* REQUIRED ACTION
Using the data below, determine the number of lines that include the string "English". Write only that number.

──────────────────────────────

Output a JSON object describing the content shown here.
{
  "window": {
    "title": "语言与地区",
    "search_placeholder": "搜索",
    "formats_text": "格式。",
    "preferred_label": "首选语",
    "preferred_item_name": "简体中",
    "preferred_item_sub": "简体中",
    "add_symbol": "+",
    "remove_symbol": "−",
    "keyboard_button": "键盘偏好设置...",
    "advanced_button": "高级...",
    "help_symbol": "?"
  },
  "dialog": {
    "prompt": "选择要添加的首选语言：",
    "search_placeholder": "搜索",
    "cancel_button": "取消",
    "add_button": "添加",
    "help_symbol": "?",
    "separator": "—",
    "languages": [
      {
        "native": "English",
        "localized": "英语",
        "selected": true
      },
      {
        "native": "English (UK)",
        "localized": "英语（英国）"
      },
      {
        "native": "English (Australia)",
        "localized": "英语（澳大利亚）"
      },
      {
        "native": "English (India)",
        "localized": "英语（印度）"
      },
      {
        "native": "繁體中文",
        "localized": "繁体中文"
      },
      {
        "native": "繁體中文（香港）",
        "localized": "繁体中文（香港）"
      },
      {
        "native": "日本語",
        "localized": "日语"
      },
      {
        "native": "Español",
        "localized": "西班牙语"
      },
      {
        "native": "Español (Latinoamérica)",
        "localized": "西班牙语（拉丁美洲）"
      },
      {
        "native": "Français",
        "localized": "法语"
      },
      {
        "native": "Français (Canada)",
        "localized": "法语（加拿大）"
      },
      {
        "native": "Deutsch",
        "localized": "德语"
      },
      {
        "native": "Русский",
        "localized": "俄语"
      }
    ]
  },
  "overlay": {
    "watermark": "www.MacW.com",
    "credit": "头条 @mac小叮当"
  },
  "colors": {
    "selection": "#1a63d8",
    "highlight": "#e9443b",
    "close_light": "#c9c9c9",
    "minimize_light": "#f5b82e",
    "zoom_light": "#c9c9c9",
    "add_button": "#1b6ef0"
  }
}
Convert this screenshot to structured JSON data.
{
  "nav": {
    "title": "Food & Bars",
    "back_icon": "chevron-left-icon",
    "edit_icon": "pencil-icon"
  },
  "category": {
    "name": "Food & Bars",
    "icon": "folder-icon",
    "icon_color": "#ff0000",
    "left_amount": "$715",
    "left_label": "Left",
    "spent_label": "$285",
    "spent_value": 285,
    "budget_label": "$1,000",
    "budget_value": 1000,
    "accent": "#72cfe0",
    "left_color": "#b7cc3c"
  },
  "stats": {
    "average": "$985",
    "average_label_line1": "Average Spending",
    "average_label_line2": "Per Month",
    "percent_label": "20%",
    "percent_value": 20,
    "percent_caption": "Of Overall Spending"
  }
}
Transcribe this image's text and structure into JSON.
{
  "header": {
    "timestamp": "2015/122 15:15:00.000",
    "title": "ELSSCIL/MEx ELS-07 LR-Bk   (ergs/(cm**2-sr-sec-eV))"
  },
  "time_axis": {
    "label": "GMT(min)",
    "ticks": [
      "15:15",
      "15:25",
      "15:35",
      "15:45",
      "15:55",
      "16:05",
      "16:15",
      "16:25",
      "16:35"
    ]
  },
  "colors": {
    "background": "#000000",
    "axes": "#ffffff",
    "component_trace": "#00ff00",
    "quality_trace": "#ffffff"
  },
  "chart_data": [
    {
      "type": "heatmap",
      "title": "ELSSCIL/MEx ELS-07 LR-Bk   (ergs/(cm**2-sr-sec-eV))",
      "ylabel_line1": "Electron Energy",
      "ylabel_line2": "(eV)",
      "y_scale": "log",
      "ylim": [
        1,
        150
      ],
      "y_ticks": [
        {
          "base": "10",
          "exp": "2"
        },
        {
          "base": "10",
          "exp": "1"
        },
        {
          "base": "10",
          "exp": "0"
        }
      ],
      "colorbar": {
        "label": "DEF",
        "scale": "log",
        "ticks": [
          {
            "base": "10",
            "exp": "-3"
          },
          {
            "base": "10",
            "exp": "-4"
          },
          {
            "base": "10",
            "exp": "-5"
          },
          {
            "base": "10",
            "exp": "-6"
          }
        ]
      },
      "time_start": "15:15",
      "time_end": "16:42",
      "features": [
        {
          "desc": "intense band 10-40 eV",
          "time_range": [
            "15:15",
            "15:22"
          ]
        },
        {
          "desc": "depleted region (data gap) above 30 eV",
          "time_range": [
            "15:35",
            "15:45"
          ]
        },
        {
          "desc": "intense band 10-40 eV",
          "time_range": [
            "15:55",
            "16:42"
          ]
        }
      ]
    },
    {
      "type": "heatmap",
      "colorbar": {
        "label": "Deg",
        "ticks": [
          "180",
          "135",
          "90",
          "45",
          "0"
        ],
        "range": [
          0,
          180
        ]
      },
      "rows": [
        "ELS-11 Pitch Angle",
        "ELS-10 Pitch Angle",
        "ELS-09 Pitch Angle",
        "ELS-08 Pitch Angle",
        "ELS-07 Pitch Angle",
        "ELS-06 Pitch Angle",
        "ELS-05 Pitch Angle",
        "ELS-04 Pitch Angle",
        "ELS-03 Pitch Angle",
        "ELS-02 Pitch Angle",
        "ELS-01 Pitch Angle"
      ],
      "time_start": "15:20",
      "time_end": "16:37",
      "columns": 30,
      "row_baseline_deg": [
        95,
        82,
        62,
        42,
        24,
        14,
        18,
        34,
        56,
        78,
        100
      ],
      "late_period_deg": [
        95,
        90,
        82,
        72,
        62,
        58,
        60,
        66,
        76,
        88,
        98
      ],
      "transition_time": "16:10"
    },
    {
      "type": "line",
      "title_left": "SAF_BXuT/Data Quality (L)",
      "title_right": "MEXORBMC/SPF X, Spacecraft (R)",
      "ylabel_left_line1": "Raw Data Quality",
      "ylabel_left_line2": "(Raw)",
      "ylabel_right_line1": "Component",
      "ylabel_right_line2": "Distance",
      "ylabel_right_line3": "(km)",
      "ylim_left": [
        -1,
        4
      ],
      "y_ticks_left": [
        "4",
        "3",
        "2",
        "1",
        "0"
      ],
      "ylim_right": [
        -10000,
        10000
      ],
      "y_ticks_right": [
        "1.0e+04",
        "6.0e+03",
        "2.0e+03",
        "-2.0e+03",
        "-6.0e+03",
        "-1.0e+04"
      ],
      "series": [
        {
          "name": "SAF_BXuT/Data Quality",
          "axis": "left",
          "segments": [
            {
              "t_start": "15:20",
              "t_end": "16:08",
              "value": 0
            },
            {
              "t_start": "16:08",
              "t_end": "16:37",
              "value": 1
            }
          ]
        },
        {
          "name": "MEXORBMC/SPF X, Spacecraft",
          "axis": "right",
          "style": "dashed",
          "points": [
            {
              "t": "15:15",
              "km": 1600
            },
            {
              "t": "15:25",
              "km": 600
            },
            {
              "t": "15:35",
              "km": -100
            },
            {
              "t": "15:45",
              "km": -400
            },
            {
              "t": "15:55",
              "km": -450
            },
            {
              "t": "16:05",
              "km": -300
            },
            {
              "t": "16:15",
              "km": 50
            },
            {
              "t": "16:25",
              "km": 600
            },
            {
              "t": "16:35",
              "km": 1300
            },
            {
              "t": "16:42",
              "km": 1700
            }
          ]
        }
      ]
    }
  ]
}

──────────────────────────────

* ANSWER TO THIS TASK
4